- Teachers consider language use at all stages of curriculum planning and implementation, with the aim of facilitating student understanding of both the language used in the classroom and the concepts embedded in the curriculum. In support of this aim, the school provides on-going professional development for teachers in the area of ESL and EAL strategies appropriate for mainstream classroom settings.
Language use outside the classroom
In line with the general belief that diversity in the languages used by students and staff is a positive element reinforcing international-mindedness in the school, no language is discouraged outside the classroom. However, students are encouraged to communicate as appropriate with their peers in the common language of English. It is important that no student is excluded due to the prevalence of an unfamiliar language and that students do not experience a sense of alienation from others.
Ongoing formative assessment informs instruction, differentiated through small groups, open-ended tasks, and differentiated learning materials. The school’s Assessment Policy outlines our philosophy and approach to assessing student learning in languages. A set of formal school assessments, including oral, reading, and writing assessments, are conducted. This data is used in various ways to inform ongoing instruction.
Summative assessments are also conducted at the end of each unit and at the end of the semester in addition to the internal and external assessment that is required by the IB.
This policy is communicated on the school website. At the beginning of each academic year, the Programme coordinators and Head of School communicates the policy to parents, students, and staff during orientation programs.
As an institution, we believe in growth through reflection and continuous improvement, and we recognize our role as life-long learners.
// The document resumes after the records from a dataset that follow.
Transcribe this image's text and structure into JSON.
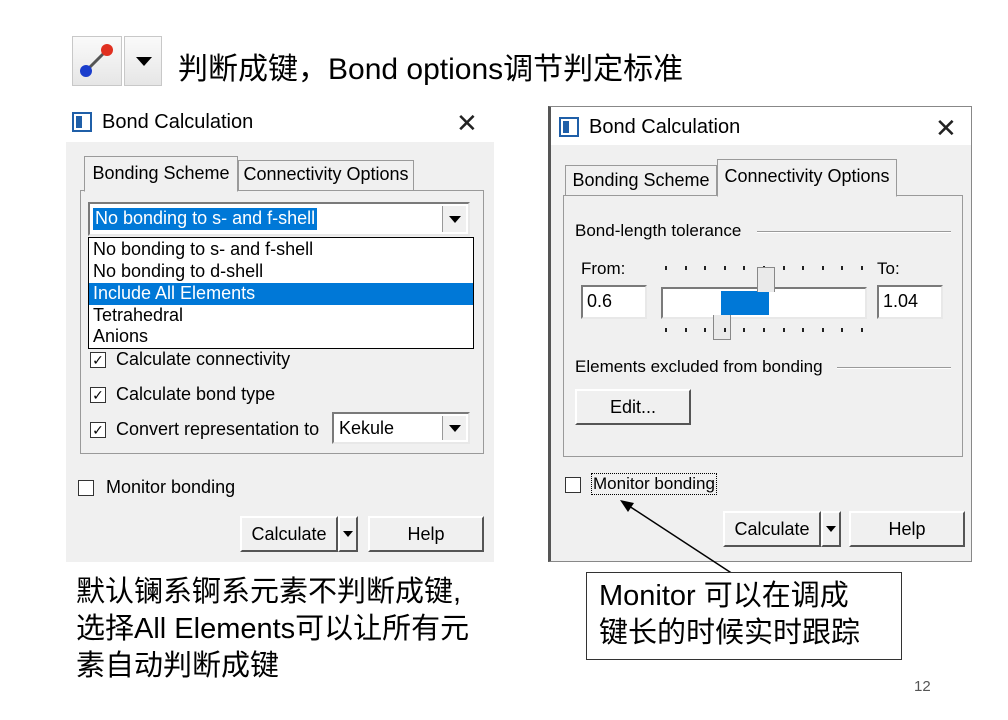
{
  "header": {
    "text": "判断成键，Bond options调节判定标准"
  },
  "left_dialog": {
    "title": "Bond Calculation",
    "tabs": [
      "Bonding Scheme",
      "Connectivity Options"
    ],
    "scheme_selected": "No bonding to s- and f-shell",
    "scheme_options": [
      "No bonding to s- and f-shell",
      "No bonding to d-shell",
      "Include All Elements",
      "Tetrahedral",
      "Anions"
    ],
    "highlighted_option": "Include All Elements",
    "checkboxes": [
      {
        "label": "Calculate connectivity",
        "checked": true
      },
      {
        "label": "Calculate bond type",
        "checked": true
      },
      {
        "label": "Convert representation to",
        "checked": true
      }
    ],
    "representation_value": "Kekule",
    "monitor_label": "Monitor bonding",
    "monitor_checked": false,
    "calculate_label": "Calculate",
    "help_label": "Help"
  },
  "right_dialog": {
    "title": "Bond Calculation",
    "tabs": [
      "Bonding Scheme",
      "Connectivity Options"
    ],
    "active_tab": "Connectivity Options",
    "tolerance_label": "Bond-length tolerance",
    "from_label": "From:",
    "from_value": "0.6",
    "to_label": "To:",
    "to_value": "1.04",
    "excluded_label": "Elements excluded from bonding",
    "edit_label": "Edit...",
    "monitor_label": "Monitor bonding",
    "monitor_checked": false,
    "calculate_label": "Calculate",
    "help_label": "Help"
  },
  "notes": {
    "left": [
      "默认镧系锕系元素不判断成键,",
      "选择All Elements可以让所有元",
      "素自动判断成键"
    ],
    "right": [
      "Monitor 可以在调成",
      "键长的时候实时跟踪"
    ]
  },
  "page_number": "12",
  "colors": {
    "selection": "#0078d7",
    "slider_fill": "#0078d7",
    "dialog_bg": "#f0f0f0"
  }
}
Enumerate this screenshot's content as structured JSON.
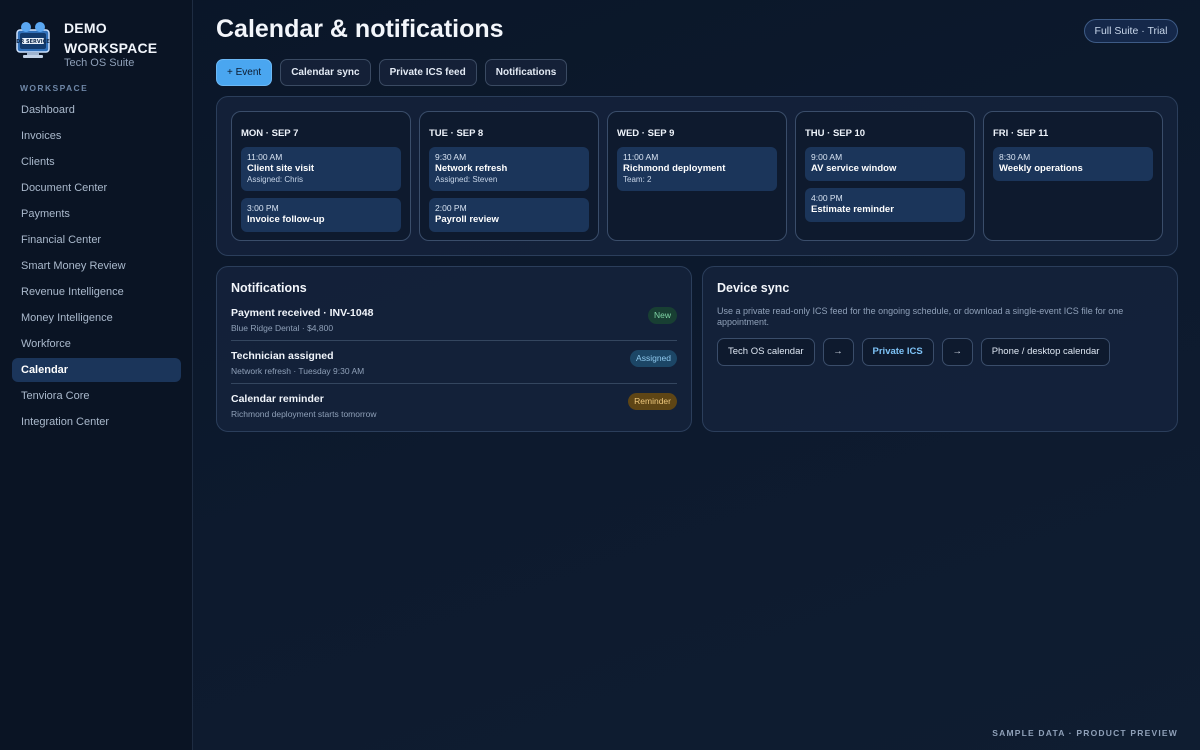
{
  "sidebar": {
    "brand_name": "DEMO WORKSPACE",
    "brand_sub": "Tech OS Suite",
    "logo_text": "DR SERVICE",
    "section_label": "WORKSPACE",
    "items": [
      {
        "label": "Dashboard",
        "active": false
      },
      {
        "label": "Invoices",
        "active": false
      },
      {
        "label": "Clients",
        "active": false
      },
      {
        "label": "Document Center",
        "active": false
      },
      {
        "label": "Payments",
        "active": false
      },
      {
        "label": "Financial Center",
        "active": false
      },
      {
        "label": "Smart Money Review",
        "active": false
      },
      {
        "label": "Revenue Intelligence",
        "active": false
      },
      {
        "label": "Money Intelligence",
        "active": false
      },
      {
        "label": "Workforce",
        "active": false
      },
      {
        "label": "Calendar",
        "active": true
      },
      {
        "label": "Tenviora Core",
        "active": false
      },
      {
        "label": "Integration Center",
        "active": false
      }
    ]
  },
  "header": {
    "title": "Calendar & notifications",
    "plan_badge": "Full Suite · Trial"
  },
  "actions": {
    "add_event": "+ Event",
    "calendar_sync": "Calendar sync",
    "private_ics": "Private ICS feed",
    "notifications": "Notifications"
  },
  "calendar": {
    "days": [
      {
        "title": "MON · SEP 7",
        "events": [
          {
            "time": "11:00 AM",
            "title": "Client site visit",
            "detail": "Assigned: Chris"
          },
          {
            "time": "3:00 PM",
            "title": "Invoice follow-up",
            "detail": ""
          }
        ]
      },
      {
        "title": "TUE · SEP 8",
        "events": [
          {
            "time": "9:30 AM",
            "title": "Network refresh",
            "detail": "Assigned: Steven"
          },
          {
            "time": "2:00 PM",
            "title": "Payroll review",
            "detail": ""
          }
        ]
      },
      {
        "title": "WED · SEP 9",
        "events": [
          {
            "time": "11:00 AM",
            "title": "Richmond deployment",
            "detail": "Team: 2"
          }
        ]
      },
      {
        "title": "THU · SEP 10",
        "events": [
          {
            "time": "9:00 AM",
            "title": "AV service window",
            "detail": ""
          },
          {
            "time": "4:00 PM",
            "title": "Estimate reminder",
            "detail": ""
          }
        ]
      },
      {
        "title": "FRI · SEP 11",
        "events": [
          {
            "time": "8:30 AM",
            "title": "Weekly operations",
            "detail": ""
          }
        ]
      }
    ]
  },
  "notifications": {
    "title": "Notifications",
    "items": [
      {
        "title": "Payment received · INV-1048",
        "detail": "Blue Ridge Dental · $4,800",
        "badge": "New"
      },
      {
        "title": "Technician assigned",
        "detail": "Network refresh · Tuesday 9:30 AM",
        "badge": "Assigned"
      },
      {
        "title": "Calendar reminder",
        "detail": "Richmond deployment starts tomorrow",
        "badge": "Reminder"
      }
    ]
  },
  "device_sync": {
    "title": "Device sync",
    "description": "Use a private read-only ICS feed for the ongoing schedule, or download a single-event ICS file for one appointment.",
    "flow": {
      "source": "Tech OS calendar",
      "arrow": "→",
      "feed": "Private ICS",
      "target": "Phone / desktop calendar"
    }
  },
  "footer": "SAMPLE DATA · PRODUCT PREVIEW",
  "colors": {
    "background": "#0b1729",
    "accent": "#4aa6f0",
    "active_nav": "#1b355a",
    "badge_new": "#7fd6a6",
    "badge_assigned": "#8fc9ee",
    "badge_reminder": "#eec77c"
  }
}
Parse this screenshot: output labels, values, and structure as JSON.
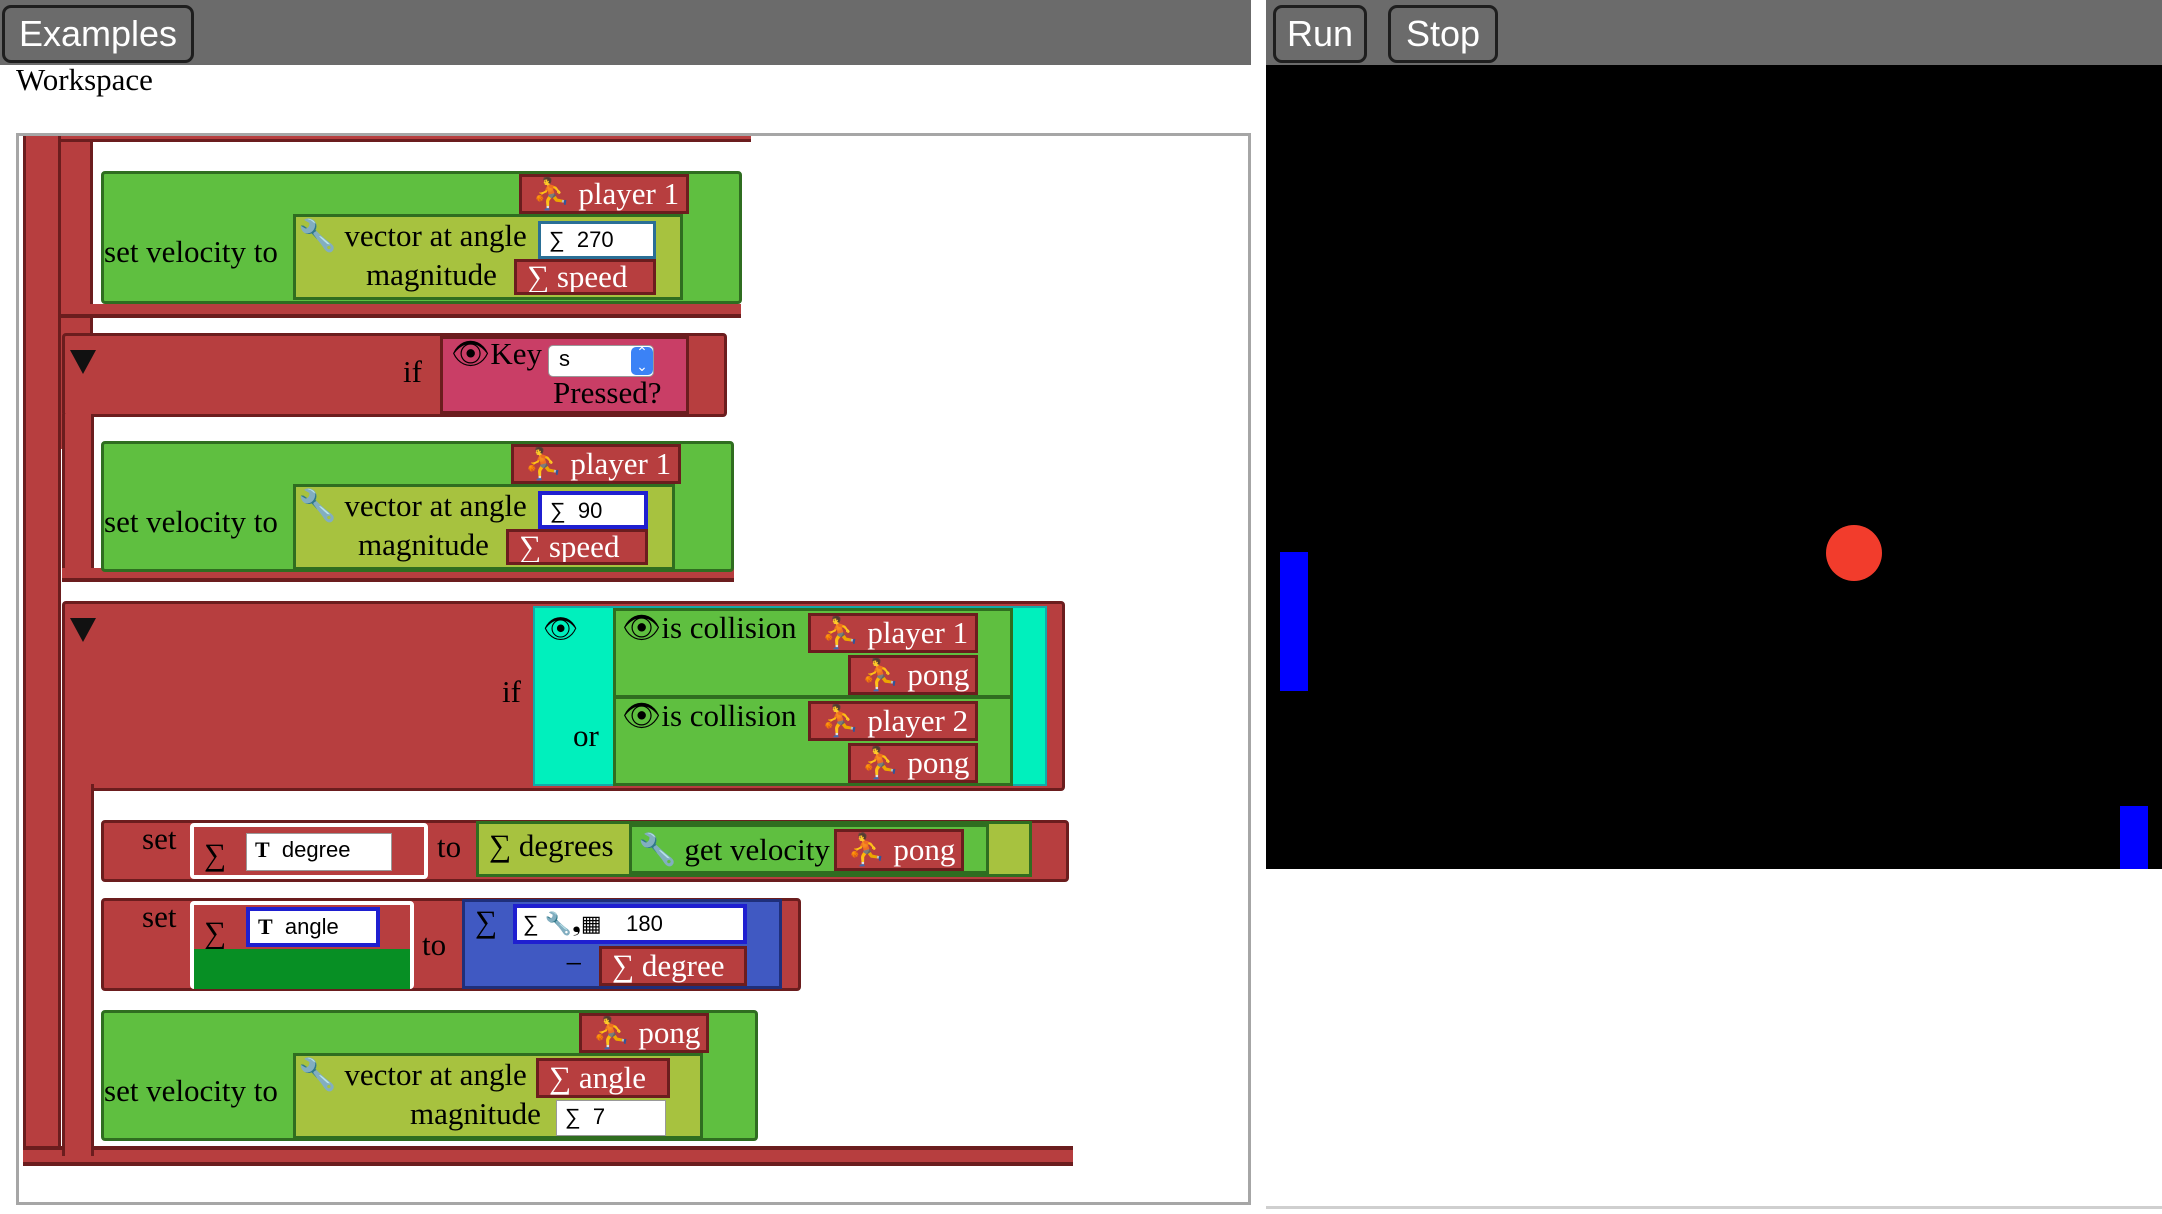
{
  "toolbar": {
    "examples_label": "Examples",
    "run_label": "Run",
    "stop_label": "Stop"
  },
  "workspace": {
    "title": "Workspace"
  },
  "blocks": {
    "set_velocity_label": "set velocity to",
    "vector_at_angle_label": "vector at angle",
    "magnitude_label": "magnitude",
    "if_label": "if",
    "or_label": "or",
    "set_label": "set",
    "to_label": "to",
    "minus_label": "−",
    "sigma": "∑",
    "text_T": "T",
    "block1": {
      "sprite": "player 1",
      "angle": "270",
      "magnitude": "speed"
    },
    "key_cond": {
      "key_label": "Key",
      "key_value": "s",
      "pressed_label": "Pressed?"
    },
    "block2": {
      "sprite": "player 1",
      "angle": "90",
      "magnitude": "speed"
    },
    "collision": {
      "is_collision_label": "is collision",
      "a1": "player 1",
      "b1": "pong",
      "a2": "player 2",
      "b2": "pong"
    },
    "set_degree": {
      "var": "degree",
      "degrees_label": "degrees",
      "get_velocity_label": "get velocity",
      "sprite": "pong"
    },
    "set_angle": {
      "var": "angle",
      "value": "180",
      "subtract": "degree"
    },
    "block3": {
      "sprite": "pong",
      "angle": "angle",
      "magnitude": "7"
    }
  },
  "stage": {
    "background": "#000000",
    "paddle_color": "#0000ff",
    "ball_color": "#f23c2c"
  }
}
We are therefore committed to reviewing this policy on a yearly basis during the months of October - November, with the aim of ensuring that our policies are aligned with that of the International Baccalaureate.